620 “Brevard College Commits to Fossil Fuel Divestment.”
621 Brian Roewe, “University of Dayton Divests From Fossil Fuels,” National Catholic Reporter, June 24, 2014. http://ncronline. org/blogs/eco-catholic/university-dayton-divests-fossil-fuels.
622 Balta, “UW Regents Vote to Divest From Coal Companies.”
623 Tokumbo Shobowale, interview with Rachelle Peterson.
624 Danielle Walczak, “UMaine System Moves to Vote on Coal Divestment,” The Maine Campus, December 7, 2014. http:// mainecampus.com/2014/12/07/umaine-system-moves-to-vote-on-coal-divestment/.
625 “Dayton Divests.”
626 Zoë Wong-Weissman, “Adler University Divests From Fossil Fuels,” 350.org, July 15, 2015. http://gofossilfree.org/usa/adleruniversity-divests-from-fossil-fuels/.
627 Donald P. Gould, “Why We Said Goodbye to Fossil-Fuel Investments,” Chronicle of Higher Education, July 28, 2014. http:// chronicle.com/article/Why-We-Said-Goodbye-to/147929.
628 Kane, “University Formalizes Commitment to Prohibit Direct Investment in Coal, Fossil Fuels.”
629 “Peralta Trustees Pass Resolution to Divest From Fossil Fuel Companies.”
630 “Board of Regents Approves Fossil Fuel Divestment,” University of Hawaii News.
631 “Brevard College Commits to Fossil Fuel Divestment.”
632 David Joyce, interview with Rachelle Peterson.
633 “Prescott College Commits to Fossil Fuel Divestment Resolution.”
634 Dinah DeWald, “Dinah Dewald, Swarthmore College '13,” Fossil Fuel Divestment Students Network, April 1, 2015. http:// www.studentsdivest.org/dinah_dewald-swarthmore.
635 Miles Goodrich, “Miles Goodrich, Bowdoin College '15,” Fossil Fuel Divestment Students Network, April 1, 2015. http:// www.studentsdivest.org/miles_goodrich_bowdoin_college_15.
636 Jason Schwartz, “Jason Schwartz, San Francisco State University '15,” Fossil Fuel Divestment Students Network, April 1, 2015. http://www.studentsdivest.org/jason_schwartz_san_francisco_state_university_15.
637 Michaela Steiner, “Michaela Steiner, Northern Arizona University '16,” Fossil Fuel Divestment Students Network, April 1, 2015. http://www.studentsdivest.org/michaela_steiner_northern_arizona_university_16.
638 Jessica Grady-Benson and Brinda Sarathy, “Fossil Fuel Divestment in US Higher Education: Student-Led Organising for Climate Justice,” Local Environment, 2015.
640 “Students Win National Democracy Award,” De Anza College, 2014. https://www.deanza.edu/ news/2014democracyaward.html.

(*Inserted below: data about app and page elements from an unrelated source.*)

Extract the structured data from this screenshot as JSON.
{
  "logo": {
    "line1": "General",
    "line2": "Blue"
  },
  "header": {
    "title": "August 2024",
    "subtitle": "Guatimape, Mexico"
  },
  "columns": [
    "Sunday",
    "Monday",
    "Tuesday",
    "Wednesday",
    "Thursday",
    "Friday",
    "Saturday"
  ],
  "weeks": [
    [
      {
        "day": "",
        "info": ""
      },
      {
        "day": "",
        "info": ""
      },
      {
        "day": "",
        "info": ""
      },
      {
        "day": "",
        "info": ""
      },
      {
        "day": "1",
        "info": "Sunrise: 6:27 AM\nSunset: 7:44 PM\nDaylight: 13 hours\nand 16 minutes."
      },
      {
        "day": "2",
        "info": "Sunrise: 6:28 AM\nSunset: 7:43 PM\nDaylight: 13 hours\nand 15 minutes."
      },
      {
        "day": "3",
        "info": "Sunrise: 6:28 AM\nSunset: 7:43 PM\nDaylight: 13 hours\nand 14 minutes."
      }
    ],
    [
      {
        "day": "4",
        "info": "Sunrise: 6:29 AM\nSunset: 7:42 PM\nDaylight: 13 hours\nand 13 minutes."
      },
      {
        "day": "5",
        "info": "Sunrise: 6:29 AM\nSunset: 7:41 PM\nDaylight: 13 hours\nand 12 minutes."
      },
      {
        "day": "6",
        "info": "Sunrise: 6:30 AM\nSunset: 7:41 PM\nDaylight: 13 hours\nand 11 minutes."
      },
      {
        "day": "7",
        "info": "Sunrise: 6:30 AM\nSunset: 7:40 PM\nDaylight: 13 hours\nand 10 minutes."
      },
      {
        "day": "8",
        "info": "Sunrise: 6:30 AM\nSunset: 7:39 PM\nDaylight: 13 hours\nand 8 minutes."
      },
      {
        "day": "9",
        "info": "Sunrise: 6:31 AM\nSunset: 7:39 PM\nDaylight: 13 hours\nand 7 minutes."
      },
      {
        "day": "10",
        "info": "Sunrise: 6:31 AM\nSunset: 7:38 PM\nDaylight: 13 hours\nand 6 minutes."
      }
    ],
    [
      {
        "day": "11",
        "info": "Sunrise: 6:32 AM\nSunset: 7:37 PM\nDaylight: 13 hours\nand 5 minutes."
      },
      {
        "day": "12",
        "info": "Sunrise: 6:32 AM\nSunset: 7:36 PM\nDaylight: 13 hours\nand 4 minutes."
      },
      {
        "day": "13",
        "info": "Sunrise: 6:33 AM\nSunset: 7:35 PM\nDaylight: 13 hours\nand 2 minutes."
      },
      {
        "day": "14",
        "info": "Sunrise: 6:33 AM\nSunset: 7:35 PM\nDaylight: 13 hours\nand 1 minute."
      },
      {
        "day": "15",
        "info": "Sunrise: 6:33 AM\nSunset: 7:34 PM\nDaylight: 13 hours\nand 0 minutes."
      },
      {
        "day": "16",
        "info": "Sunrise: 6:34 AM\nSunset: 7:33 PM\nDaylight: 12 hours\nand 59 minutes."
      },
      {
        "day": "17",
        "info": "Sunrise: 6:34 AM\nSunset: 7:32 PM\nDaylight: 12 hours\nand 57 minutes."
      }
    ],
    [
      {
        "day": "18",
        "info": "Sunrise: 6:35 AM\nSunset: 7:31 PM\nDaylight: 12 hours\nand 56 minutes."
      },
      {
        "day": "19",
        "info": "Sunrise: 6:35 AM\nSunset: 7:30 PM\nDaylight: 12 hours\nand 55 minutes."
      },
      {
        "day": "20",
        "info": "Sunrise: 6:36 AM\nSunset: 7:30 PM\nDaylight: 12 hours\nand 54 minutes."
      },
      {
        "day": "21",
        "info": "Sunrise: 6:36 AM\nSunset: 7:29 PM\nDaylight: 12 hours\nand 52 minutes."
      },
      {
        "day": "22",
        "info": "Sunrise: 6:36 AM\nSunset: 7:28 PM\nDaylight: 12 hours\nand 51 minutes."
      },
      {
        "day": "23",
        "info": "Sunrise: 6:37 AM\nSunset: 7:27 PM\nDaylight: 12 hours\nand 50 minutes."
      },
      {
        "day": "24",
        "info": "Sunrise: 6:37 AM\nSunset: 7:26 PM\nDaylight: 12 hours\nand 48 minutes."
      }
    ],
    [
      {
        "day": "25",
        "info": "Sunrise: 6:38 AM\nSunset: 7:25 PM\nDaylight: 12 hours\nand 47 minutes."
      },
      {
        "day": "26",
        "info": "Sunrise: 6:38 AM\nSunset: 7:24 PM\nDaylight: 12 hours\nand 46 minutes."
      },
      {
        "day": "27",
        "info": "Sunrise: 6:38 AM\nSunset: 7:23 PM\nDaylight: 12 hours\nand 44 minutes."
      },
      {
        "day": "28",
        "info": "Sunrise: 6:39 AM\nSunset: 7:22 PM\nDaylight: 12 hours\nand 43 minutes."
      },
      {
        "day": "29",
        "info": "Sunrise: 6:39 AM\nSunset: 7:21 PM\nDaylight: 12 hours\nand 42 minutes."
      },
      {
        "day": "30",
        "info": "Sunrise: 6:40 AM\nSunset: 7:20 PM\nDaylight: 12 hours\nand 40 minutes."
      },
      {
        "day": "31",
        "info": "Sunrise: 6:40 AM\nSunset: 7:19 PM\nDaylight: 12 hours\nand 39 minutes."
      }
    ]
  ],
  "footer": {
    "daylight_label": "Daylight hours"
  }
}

642 Cynthia Kaufman, email to Rachelle Peterson, July 1, 2015.
643 Alex Lenferna, “Why We Divest,” Common Dreams, May 22, 2015. http://www.commondreams.org/views/2015/05/22/ why-we-divest.
644 William Lawrence, interview with Rachelle Peterson.
- Chapter 1: Going Fossil Free: A History of the Fossil Fuel Divestment Movement
- Chapter 2: The Swarthmore Idea: The Cradle of Fossil Fuel Divestment
- Chapter 3: Who’s Divesting? An Analysis
- Chapter 4: Fifty Shades of Fossil-Free: What Divestment Looks Like
- Chapter 5: Doing the Math: The Finances of Fossil Fuel-Free
- Chapter 6: Billboards, Bubbles, and Branding: The Pros and Cons of Fossil Fuel Divestment